You may already be familiar with sushi, but have you heard of sashimi? Commonly confused as a type of sushi, sashimi is actually a separate Japanese dish. Whilst sushi’s main ingredient is vinegared rice, sashimi consists solely of raw fish. Whether you want to try sashimi for the first time or are seeking some additional information about this dish, the following introduction to sashimi will help you learn all about this exciting variety of Japanese food.
What is sashimi?
Sashimi is a Japanese dish that is made with thinly sliced raw fish, served without rice. The word sashimi means pierced body and refers to the way that the fish is prepared for eating. The fish are first caught and then pierced through the hindbrain to immediately kill them, minimising stress and slowing down any degradation. They are then immediately placed in ice or frozen to kill any parasites and prevent the growth of bacteria.
While sashimi is often thought of as being raw, it can also be cooked depending on the type of fish used and how safe it is to eat. The most common type of sashimi is made using salmon, but tuna and snapper sashimi are also popular.
How is sashimi different from raw fish?
Sashimi is different from raw fish in a couple of key ways. First, there is a set process to follow when preparing the raw fish for eating that starts with how you capture the fish to preserve its flavour and make it safe to eat, as mentioned above.
Second, sashimi is served thinly sliced which allows for a more delicate flavour and texture. It is also always served with dipping sauces and sides. And, sashimi is often seasoned with ingredients such as wasabi or pickled ginger, which add another layer of flavour.
Common garnishes served with sashimi
If you've seen the sashimi served at a restaurant and wondered what the garnishes that come with it, here are some common sashimi garnishes;
- Shredded white daikon radish - sashimi is often served on a bed of shredded daikon, which is sweet, crisp and mild radish. It can be eaten dipped in your soy sauce.
- Wasabi - similar to horseradish this little green paste packs a punch, to have with your sashimi place a little bit on the centre of your fish with your fingers before dipping it in the soy sauce
- Pickled Ginger - to be eaten as a palate cleanser between dishes.
- Soy Sauce - soy sauce is served for dipping your sashimi in to flavour it before eating
- Ponzu sauce - an alternative soy sauce option you may be given depending on the type of sashimi. It's a dipping sauce made from soy sauce and citrus
Is eating sashimi safe?
Yes, eating sashimi is safe provided the raw fish is prepared properly. Although if you are making sashimi at home we would recommend getting your fish from a reputable source to make sure it is as fresh as possible.
Some fishmongers will even mark their fish as 'sushi-grade' or 'sashimi-grade' as a nod to the process in which it has been stored. In this instance, the fish will have been frozen to below -20ºC immediately after it has been caught to preserve the flavour of the fish and kill any parasites. Although, please note that 'sashimi-grade' or 'sushi-grade' fish isn't regulated within the fishing industry and is just a marketing term which is why you need to make sure you are buying from a reputable fishmonger.
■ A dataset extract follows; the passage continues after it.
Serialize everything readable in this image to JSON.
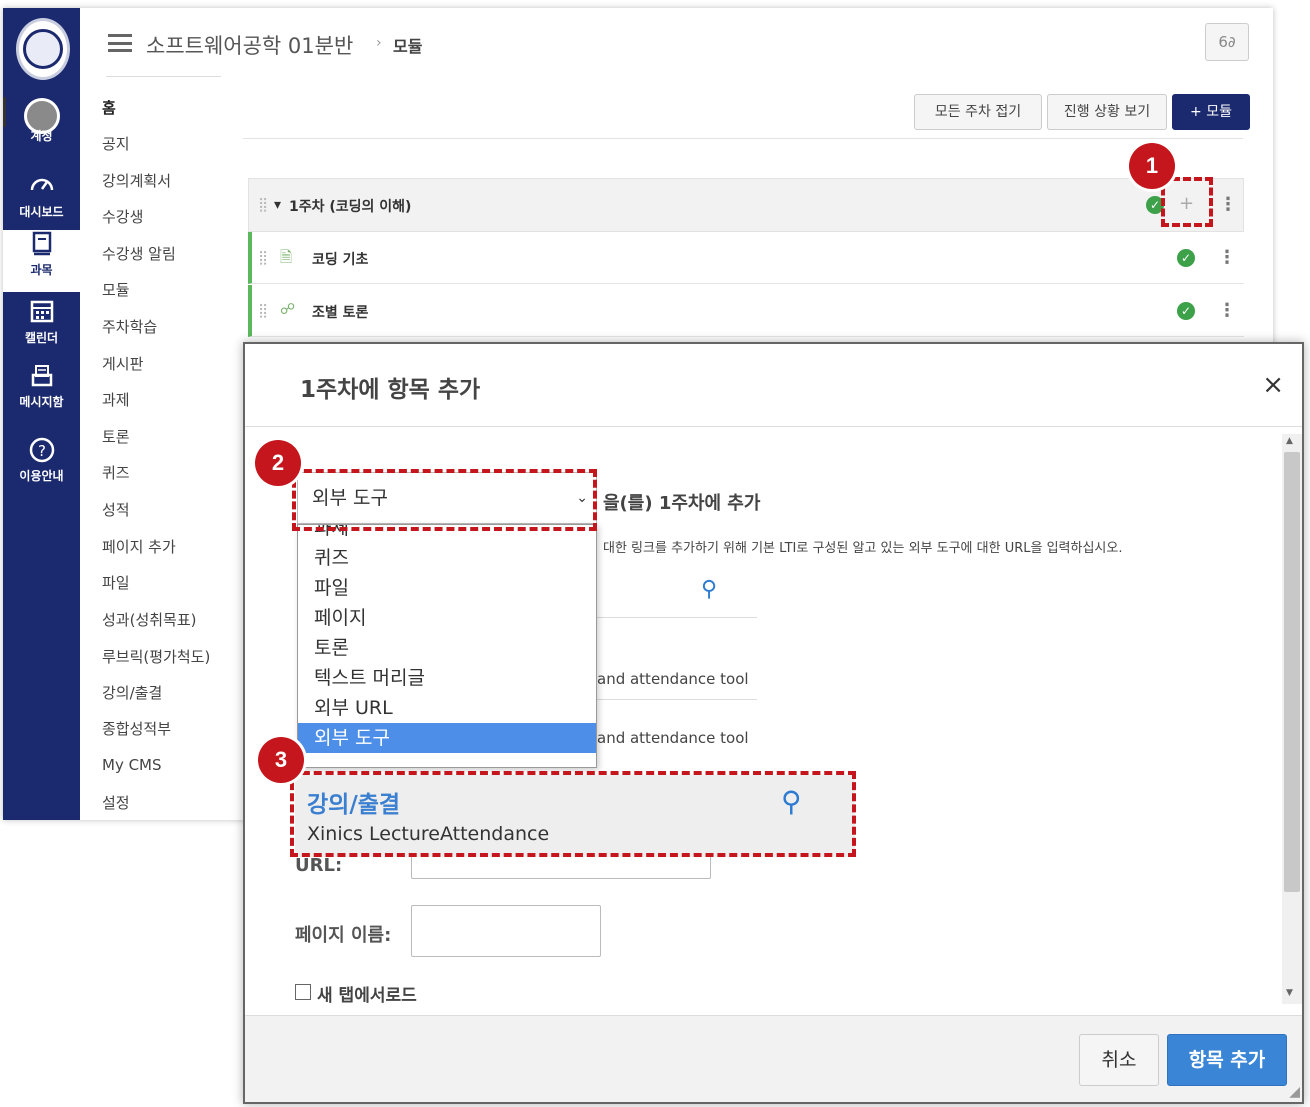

What fish can't you eat raw?
A good general rule to follow is that saltwater fish are safe to eat raw but fresh-water fish must never be eaten raw. This is due to the different types of parasites in both water bodies. Salmon, however, is an exception. Although it is born in freshwater it spends most of its life at sea so it is classified as an anadromous fish and can be eaten raw. The three most common fresh-water fish to avoid eating raw completely are bass, haddock and pollock.
The second rule to follow is to make sure your fish is fresh, if you're not sure then don't risk it. This is because whilst you may be sure your fish is free from parasites that can harm you, you are still liable to get food poisoning from old fish.